At the beginning of his book, Meyer describes his appointment to the Fed. One his first hurdles was an interview with Joseph Stiglitz, then chairman of Clinton's Council of Economic advisors:

"Joe ended our conversation by telling me that he didn't want to pressure me on any issues on behalf of the Clinton administration, but he did want me to know that the administration was strongly in favor of CRA.

"I suspect we've all had moments when our responses to a particular situation could change our lives and careers. This seemed like one of those moments to me. I could have said: Joe I have heard of the NBA, the PTA, and CPAs, but CRA--I don't have a clue. But then, I figured I would still be a professor of economics at Washington University and an economic forecaster. ...

"Or I could have said: Joe, I am with you 100%--and figure out later what I had committed myself to. ... So I gave Joe the silent treatment. After a brief pause, Joe said good-bye, and I patted myself on the back for apparently dodging that bullet successfully. ...

"The second lesson is about Joe Stiglitz. He handled my ignorance of CRA in a very gentle and indeed constructive way....
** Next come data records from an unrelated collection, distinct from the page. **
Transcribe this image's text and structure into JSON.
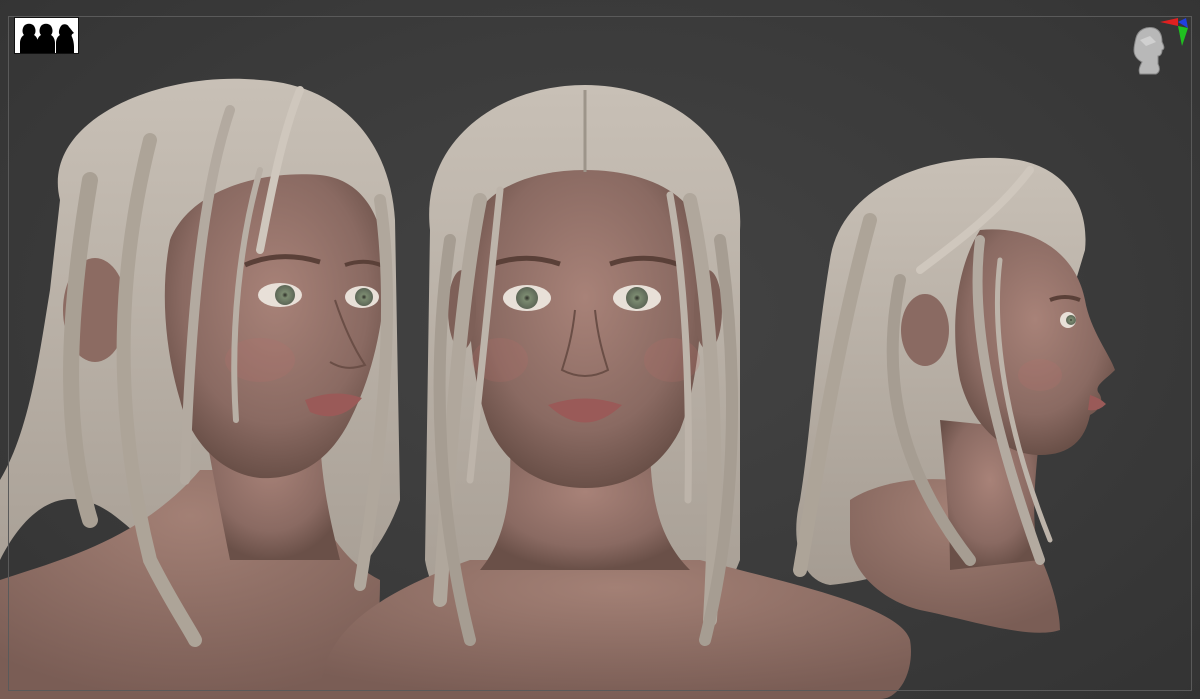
{
  "app": {
    "viewport_background": "#3a3a3a"
  },
  "toolbar": {
    "logo_icon": "three-heads-silhouette-icon"
  },
  "navigation": {
    "orientation_icon": "head-orientation-cube-icon",
    "axis_colors": {
      "x": "#e02020",
      "y": "#20c020",
      "z": "#2040e0"
    }
  },
  "scene": {
    "views": [
      "three-quarter-view",
      "front-view",
      "profile-view"
    ],
    "skin_color": "#9c7a70",
    "hair_color": "#b9b0a6"
  }
}
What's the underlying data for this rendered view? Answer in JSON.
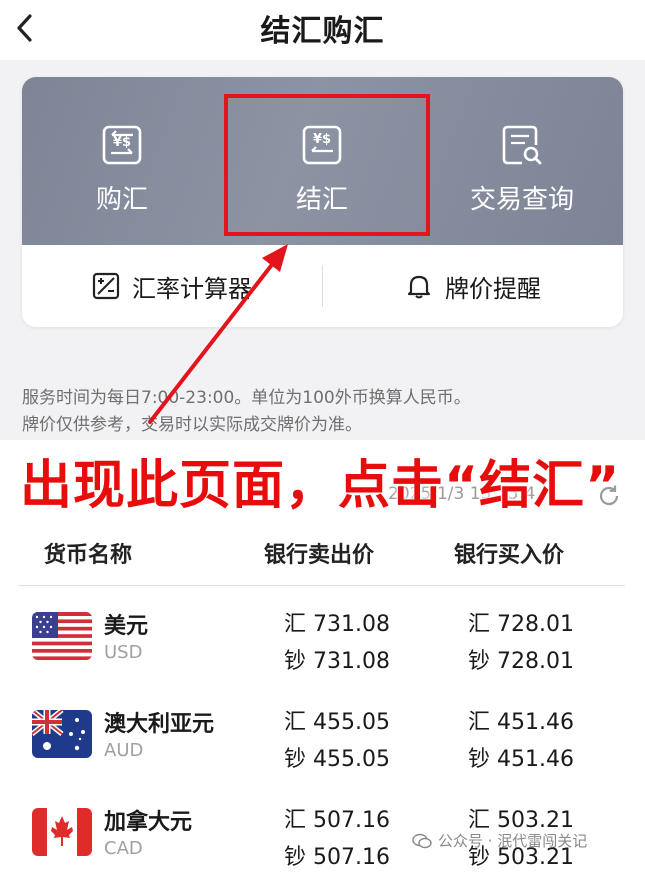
{
  "header": {
    "title": "结汇购汇"
  },
  "actions": [
    {
      "label": "购汇",
      "icon": "exchange-icon"
    },
    {
      "label": "结汇",
      "icon": "exchange-reverse-icon"
    },
    {
      "label": "交易查询",
      "icon": "document-search-icon"
    }
  ],
  "tools": [
    {
      "label": "汇率计算器",
      "icon": "calculator-icon"
    },
    {
      "label": "牌价提醒",
      "icon": "bell-icon"
    }
  ],
  "notice": {
    "line1": "服务时间为每日7:00-23:00。单位为100外币换算人民币。",
    "line2": "牌价仅供参考，交易时以实际成交牌价为准。"
  },
  "overlay": {
    "text": "出现此页面，点击“结汇”"
  },
  "update_time": "2025/1/3 15:25:4",
  "table": {
    "headers": [
      "货币名称",
      "银行卖出价",
      "银行买入价"
    ],
    "rows": [
      {
        "name": "美元",
        "code": "USD",
        "sell_remit": "汇 731.08",
        "sell_cash": "钞 731.08",
        "buy_remit": "汇 728.01",
        "buy_cash": "钞 728.01",
        "flag": "us-flag-icon"
      },
      {
        "name": "澳大利亚元",
        "code": "AUD",
        "sell_remit": "汇 455.05",
        "sell_cash": "钞 455.05",
        "buy_remit": "汇 451.46",
        "buy_cash": "钞 451.46",
        "flag": "au-flag-icon"
      },
      {
        "name": "加拿大元",
        "code": "CAD",
        "sell_remit": "汇 507.16",
        "sell_cash": "钞 507.16",
        "buy_remit": "汇 503.21",
        "buy_cash": "钞 503.21",
        "flag": "ca-flag-icon"
      }
    ]
  },
  "watermark": "公众号 · 泯代雷闯关记",
  "colors": {
    "highlight": "#e3141b",
    "overlay_text": "#e80d0d",
    "card_bg": "#858c9c"
  }
}
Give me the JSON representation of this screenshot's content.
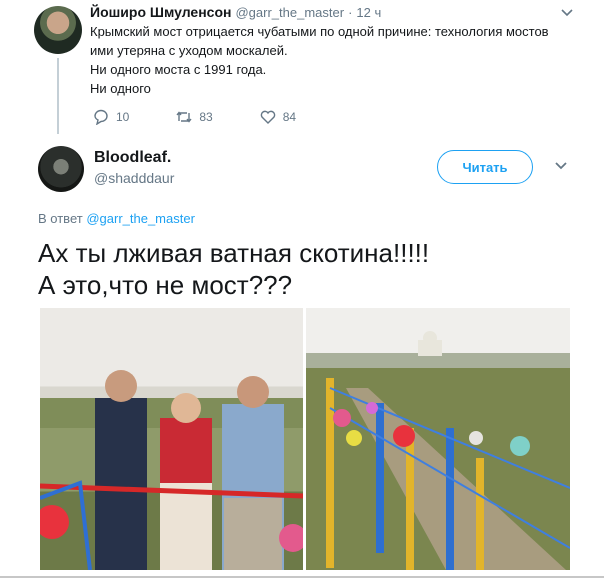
{
  "tweet1": {
    "author": "Йоширо Шмуленсон",
    "handle": "@garr_the_master",
    "separator": "·",
    "time": "12 ч",
    "lines": [
      "Крымский мост отрицается чубатыми по одной причине: технология мостов",
      "ими утеряна с уходом москалей.",
      "Ни одного моста с 1991 года.",
      "Ни одного"
    ],
    "actions": {
      "replies": "10",
      "retweets": "83",
      "likes": "84"
    }
  },
  "tweet2": {
    "author": "Bloodleaf.",
    "handle": "@shadddaur",
    "follow_label": "Читать",
    "reply_prefix": "В ответ",
    "reply_to": "@garr_the_master",
    "lines": [
      "Ах ты лживая ватная скотина!!!!!",
      "А это,что не мост???"
    ]
  },
  "colors": {
    "accent": "#1da1f2",
    "muted": "#657786",
    "text": "#14171a"
  },
  "icons": [
    "reply-icon",
    "retweet-icon",
    "like-icon",
    "chevron-down-icon",
    "more-icon"
  ]
}
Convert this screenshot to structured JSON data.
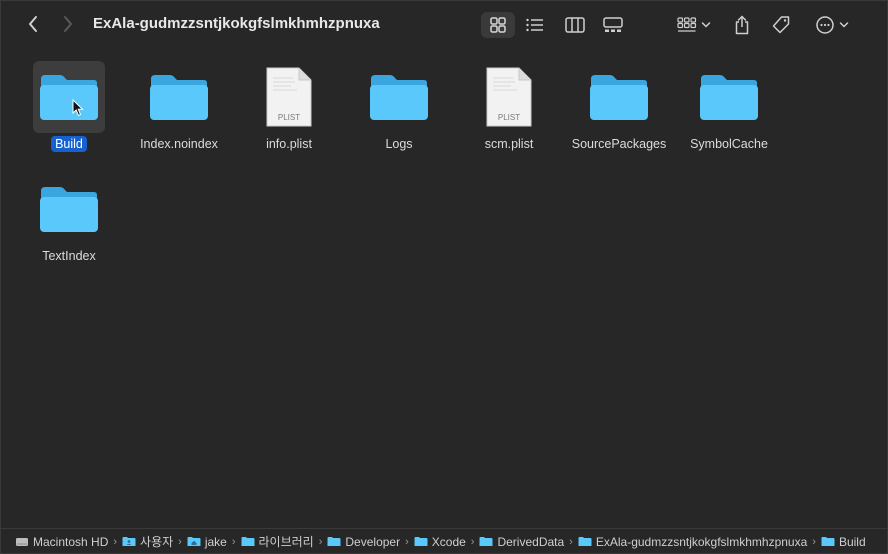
{
  "window": {
    "title": "ExAla-gudmzzsntjkokgfslmkhmhzpnuxa"
  },
  "toolbar": {
    "back_icon": "chevron-left-icon",
    "forward_icon": "chevron-right-icon",
    "view_icons": [
      "icon-view-icon",
      "list-view-icon",
      "column-view-icon",
      "gallery-view-icon"
    ],
    "group_icon": "group-by-icon",
    "share_icon": "share-icon",
    "tag_icon": "tag-icon",
    "more_icon": "more-icon"
  },
  "items": [
    {
      "label": "Build",
      "type": "folder",
      "selected": true
    },
    {
      "label": "Index.noindex",
      "type": "folder"
    },
    {
      "label": "info.plist",
      "type": "file",
      "badge": "PLIST"
    },
    {
      "label": "Logs",
      "type": "folder"
    },
    {
      "label": "scm.plist",
      "type": "file",
      "badge": "PLIST"
    },
    {
      "label": "SourcePackages",
      "type": "folder"
    },
    {
      "label": "SymbolCache",
      "type": "folder"
    },
    {
      "label": "TextIndex",
      "type": "folder"
    }
  ],
  "pathbar": {
    "crumbs": [
      "Macintosh HD",
      "사용자",
      "jake",
      "라이브러리",
      "Developer",
      "Xcode",
      "DerivedData",
      "ExAla-gudmzzsntjkokgfslmkhmhzpnuxa",
      "Build"
    ],
    "separator": "›"
  },
  "colors": {
    "background": "#272727",
    "folder": "#5ac8fa",
    "folder_dark": "#3aa5de",
    "selection": "#1660d0"
  }
}
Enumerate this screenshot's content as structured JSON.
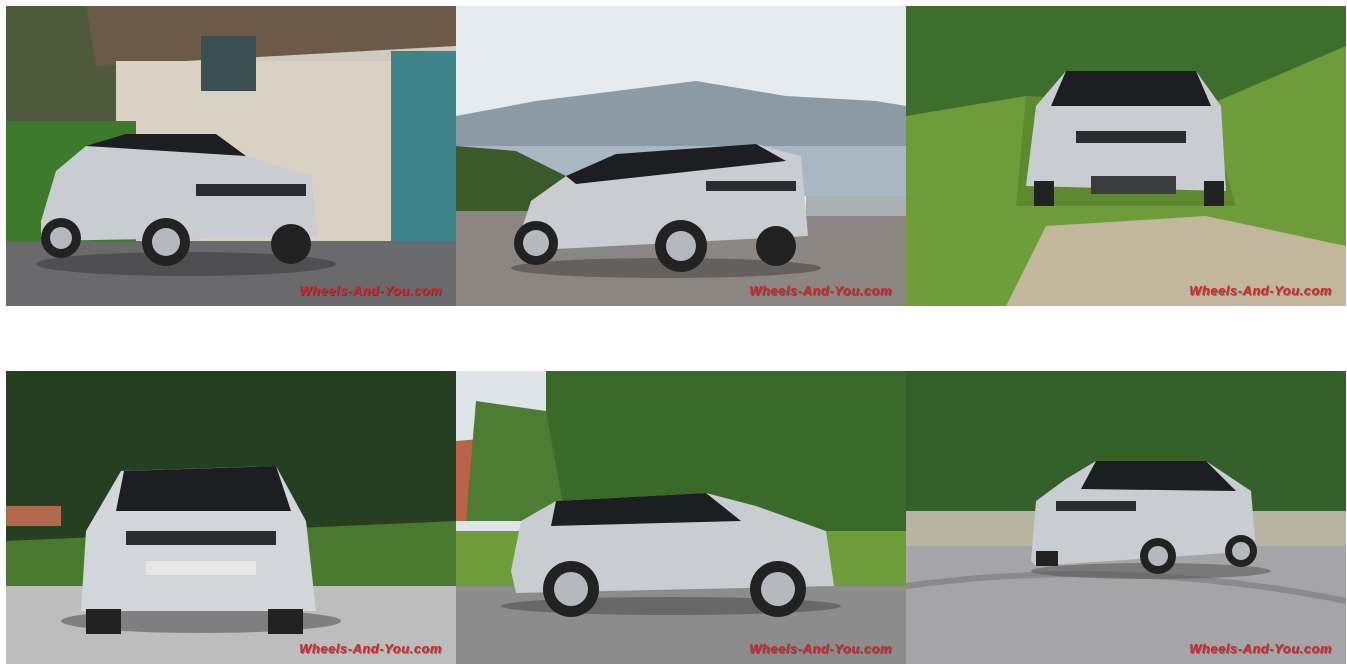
{
  "gallery": {
    "watermark_text": "Wheels-And-You.com",
    "colors": {
      "watermark": "#d9252a",
      "car_silver": "#c9ccd1",
      "car_roof": "#1c1e22",
      "foliage": "#3f6b2a",
      "grass": "#6f9c3a",
      "road": "#8c8c8c",
      "sky": "#e6ebef"
    },
    "photos": [
      {
        "scene": "silver-suv-front-three-quarter-by-old-stone-building"
      },
      {
        "scene": "silver-suv-rear-three-quarter-mountain-lake-view"
      },
      {
        "scene": "silver-suv-front-on-grassy-hill-path"
      },
      {
        "scene": "silver-suv-front-under-trees"
      },
      {
        "scene": "silver-suv-side-profile-driving"
      },
      {
        "scene": "silver-suv-cornering-on-mountain-road"
      }
    ]
  }
}
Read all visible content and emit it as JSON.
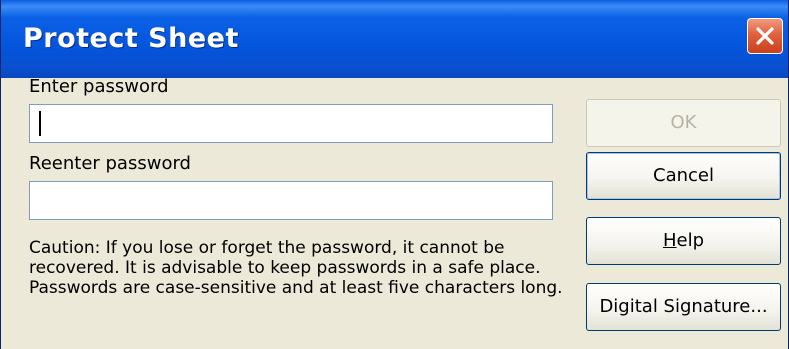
{
  "window": {
    "title": "Protect Sheet",
    "close_icon": "close-x-icon",
    "colors": {
      "titlebar": "#0455dc",
      "close_button": "#e2613e",
      "dialog_bg": "#ece9d8"
    }
  },
  "form": {
    "password_label": "Enter password",
    "password_value": "",
    "reenter_label": "Reenter password",
    "reenter_value": "",
    "caution_text": "Caution: If you lose or forget the password, it cannot be recovered. It is advisable to keep passwords in a safe place. Passwords are case-sensitive and at least five characters long."
  },
  "buttons": {
    "ok_label": "OK",
    "ok_enabled": false,
    "cancel_label": "Cancel",
    "help_mnemonic": "H",
    "help_rest": "elp",
    "digital_signature_label": "Digital Signature..."
  }
}
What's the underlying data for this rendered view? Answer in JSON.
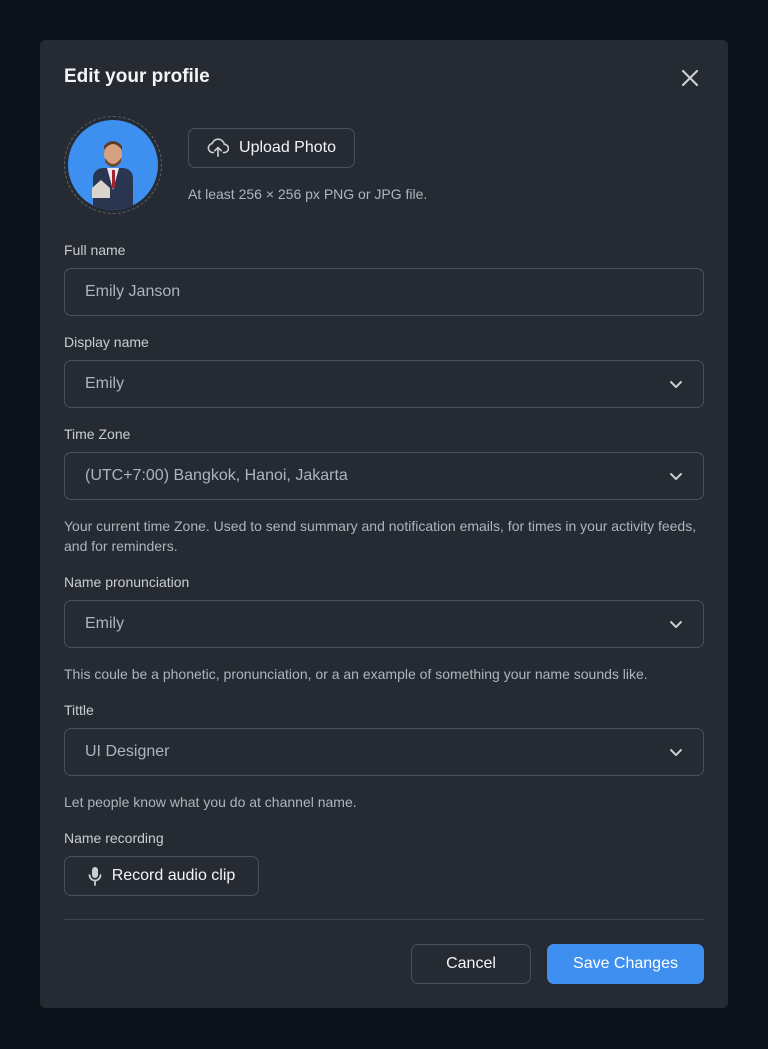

"Democrats love CRA because it demonstrates how the government can provide better opportunities for lower-income families. Republicans hate CRA because it represents interference by government in the operation of businesses.... I became the member of the Board to testify before Congress on issues related to CRA. I went around the country supporting the superb work that community groups and banks were doing in providing affordable housing for low- and moderate-income groups. "

There is no further mention of CRA, the Community Reinvestment Act, in the book. I wonder if Meyer would have given it a lot more space if he were writing today. CRA was not the immediate source of the current financial panic, and I do not think it was either a necessary or sufficient cause. Rather it served either as a few early steps on a long path to, or perhaps one of a number of tributaries to the river that flowed to the current panic. A full understanding of what led to the current panic would be incomplete without some discussion of CRA and the desire to expand home ownership.